- The task -
Output each record below exactly, leaving any picture out of the copy.

- The input -

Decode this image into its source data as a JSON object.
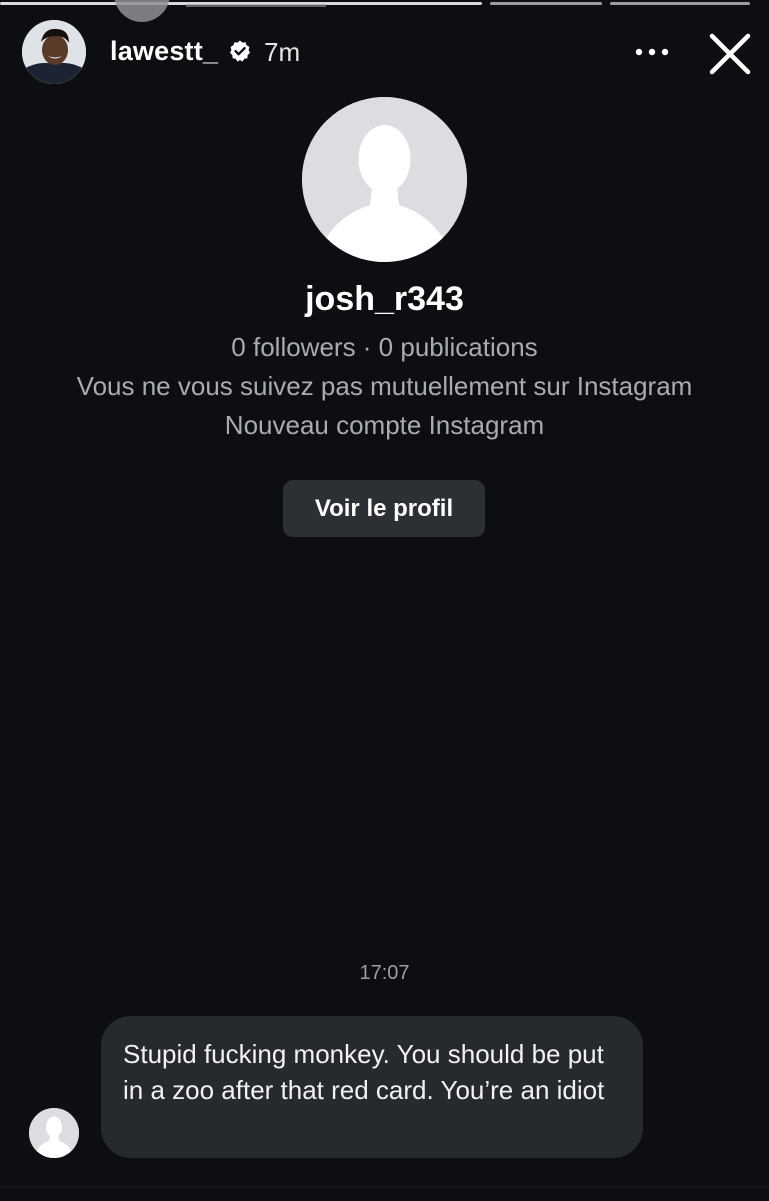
{
  "story": {
    "username": "lawestt_",
    "time_ago": "7m",
    "verified_icon": "verified-badge-icon",
    "more_icon": "more-dots-icon",
    "close_icon": "close-icon"
  },
  "profile": {
    "username": "josh_r343",
    "stats": "0 followers · 0 publications",
    "mutual_note": "Vous ne vous suivez pas mutuellement sur Instagram",
    "account_note": "Nouveau compte Instagram",
    "view_profile_label": "Voir le profil",
    "avatar_icon": "default-avatar-icon"
  },
  "message": {
    "timestamp": "17:07",
    "text": "Stupid fucking monkey. You should be put in a zoo after that red card. You’re an idiot",
    "sender_avatar_icon": "default-avatar-icon"
  },
  "colors": {
    "background": "#0c0e12",
    "bubble": "#26292e",
    "button": "#2c2f34",
    "secondary_text": "#a8abb0"
  }
}
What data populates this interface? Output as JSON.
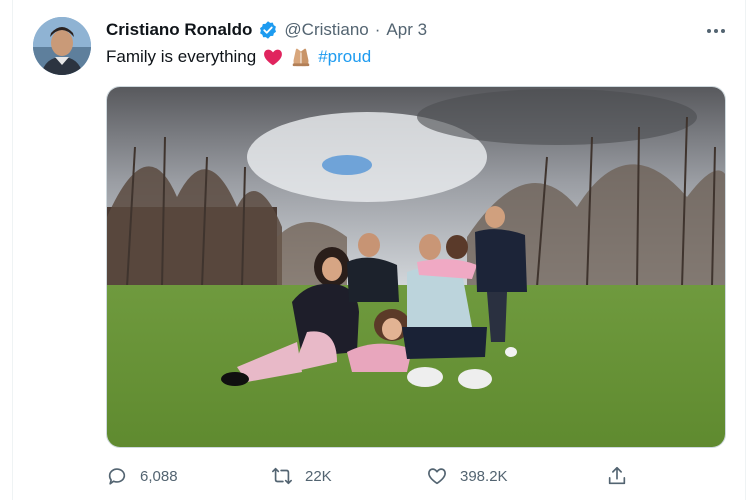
{
  "tweet": {
    "author_name": "Cristiano Ronaldo",
    "handle": "@Cristiano",
    "separator": "·",
    "date": "Apr 3",
    "text": "Family is everything",
    "hashtag": "#proud",
    "emojis": [
      "red-heart",
      "folded-hands"
    ]
  },
  "actions": {
    "replies": "6,088",
    "retweets": "22K",
    "likes": "398.2K"
  },
  "colors": {
    "accent": "#1d9bf0",
    "muted_text": "#536471",
    "heart": "#e0245e"
  },
  "icons": [
    "more-icon",
    "verified-badge-icon",
    "reply-icon",
    "retweet-icon",
    "like-icon",
    "share-icon"
  ]
}
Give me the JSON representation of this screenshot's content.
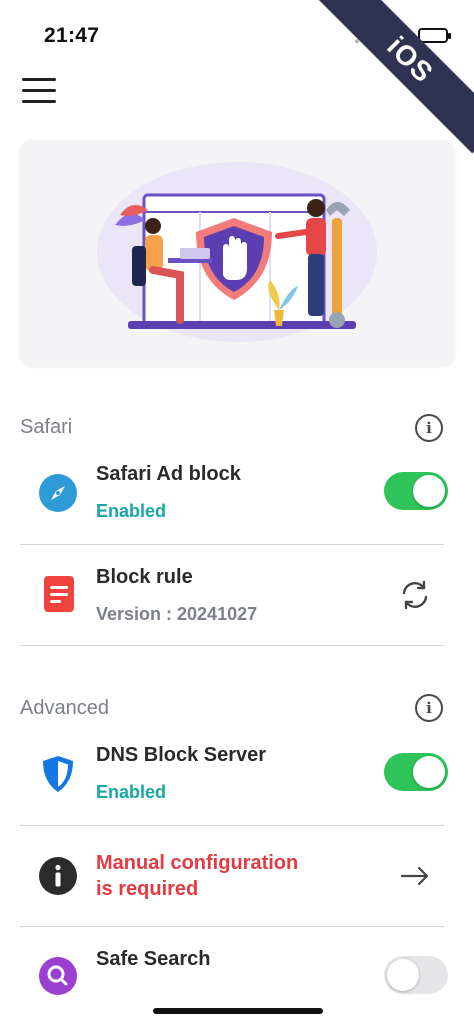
{
  "status_bar": {
    "time": "21:47",
    "icons": [
      "signal-dots-icon",
      "battery-charging-icon"
    ]
  },
  "platform_ribbon": {
    "label": "iOS",
    "color": "#2f3352"
  },
  "header": {
    "menu_icon": "hamburger-menu-icon"
  },
  "hero": {
    "illustration": "ad-block-shield-illustration"
  },
  "sections": {
    "safari": {
      "title": "Safari",
      "info_icon": "info-circle-icon",
      "items": {
        "ad_block": {
          "title": "Safari Ad block",
          "status": "Enabled",
          "icon": "compass-icon",
          "toggle_on": true
        },
        "block_rule": {
          "title": "Block rule",
          "version": "Version : 20241027",
          "icon": "document-icon",
          "action_icon": "refresh-icon"
        }
      }
    },
    "advanced": {
      "title": "Advanced",
      "info_icon": "info-circle-icon",
      "items": {
        "dns": {
          "title": "DNS Block Server",
          "status": "Enabled",
          "icon": "shield-icon",
          "toggle_on": true
        },
        "manual_config": {
          "title_line1": "Manual configuration",
          "title_line2": "is required",
          "icon": "info-filled-icon",
          "action_icon": "arrow-right-icon"
        },
        "safe_search": {
          "title": "Safe Search",
          "icon": "search-icon",
          "toggle_on": false
        }
      }
    }
  },
  "colors": {
    "accent_green": "#2fc45a",
    "status_teal": "#17a7a4",
    "warning_red": "#e23b42",
    "safari_blue": "#2e9bd6",
    "rule_red": "#f0433e",
    "shield_blue": "#1477e5",
    "search_purple": "#9b3fd1"
  }
}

- Response area -
Decode this image into its source data as a JSON object.
{
  "story": {
    "username": "lawestt_",
    "time_ago": "7m",
    "verified_icon": "verified-badge-icon",
    "more_icon": "more-dots-icon",
    "close_icon": "close-icon"
  },
  "profile": {
    "username": "josh_r343",
    "stats": "0 followers · 0 publications",
    "mutual_note": "Vous ne vous suivez pas mutuellement sur Instagram",
    "account_note": "Nouveau compte Instagram",
    "view_profile_label": "Voir le profil",
    "avatar_icon": "default-avatar-icon"
  },
  "message": {
    "timestamp": "17:07",
    "text": "Stupid fucking monkey. You should be put in a zoo after that red card. You’re an idiot",
    "sender_avatar_icon": "default-avatar-icon"
  },
  "colors": {
    "background": "#0c0e12",
    "bubble": "#26292e",
    "button": "#2c2f34",
    "secondary_text": "#a8abb0"
  }
}
What data populates this interface? Output as JSON.
{
  "tweet": {
    "author_name": "Cristiano Ronaldo",
    "handle": "@Cristiano",
    "separator": "·",
    "date": "Apr 3",
    "text": "Family is everything",
    "hashtag": "#proud",
    "emojis": [
      "red-heart",
      "folded-hands"
    ]
  },
  "actions": {
    "replies": "6,088",
    "retweets": "22K",
    "likes": "398.2K"
  },
  "colors": {
    "accent": "#1d9bf0",
    "muted_text": "#536471",
    "heart": "#e0245e"
  },
  "icons": [
    "more-icon",
    "verified-badge-icon",
    "reply-icon",
    "retweet-icon",
    "like-icon",
    "share-icon"
  ]
}
Give me the JSON representation of this screenshot's content.
{
  "status_bar": {
    "time": "21:47",
    "icons": [
      "signal-dots-icon",
      "battery-charging-icon"
    ]
  },
  "platform_ribbon": {
    "label": "iOS",
    "color": "#2f3352"
  },
  "header": {
    "menu_icon": "hamburger-menu-icon"
  },
  "hero": {
    "illustration": "ad-block-shield-illustration"
  },
  "sections": {
    "safari": {
      "title": "Safari",
      "info_icon": "info-circle-icon",
      "items": {
        "ad_block": {
          "title": "Safari Ad block",
          "status": "Enabled",
          "icon": "compass-icon",
          "toggle_on": true
        },
        "block_rule": {
          "title": "Block rule",
          "version": "Version : 20241027",
          "icon": "document-icon",
          "action_icon": "refresh-icon"
        }
      }
    },
    "advanced": {
      "title": "Advanced",
      "info_icon": "info-circle-icon",
      "items": {
        "dns": {
          "title": "DNS Block Server",
          "status": "Enabled",
          "icon": "shield-icon",
          "toggle_on": true
        },
        "manual_config": {
          "title_line1": "Manual configuration",
          "title_line2": "is required",
          "icon": "info-filled-icon",
          "action_icon": "arrow-right-icon"
        },
        "safe_search": {
          "title": "Safe Search",
          "icon": "search-icon",
          "toggle_on": false
        }
      }
    }
  },
  "colors": {
    "accent_green": "#2fc45a",
    "status_teal": "#17a7a4",
    "warning_red": "#e23b42",
    "safari_blue": "#2e9bd6",
    "rule_red": "#f0433e",
    "shield_blue": "#1477e5",
    "search_purple": "#9b3fd1"
  }
}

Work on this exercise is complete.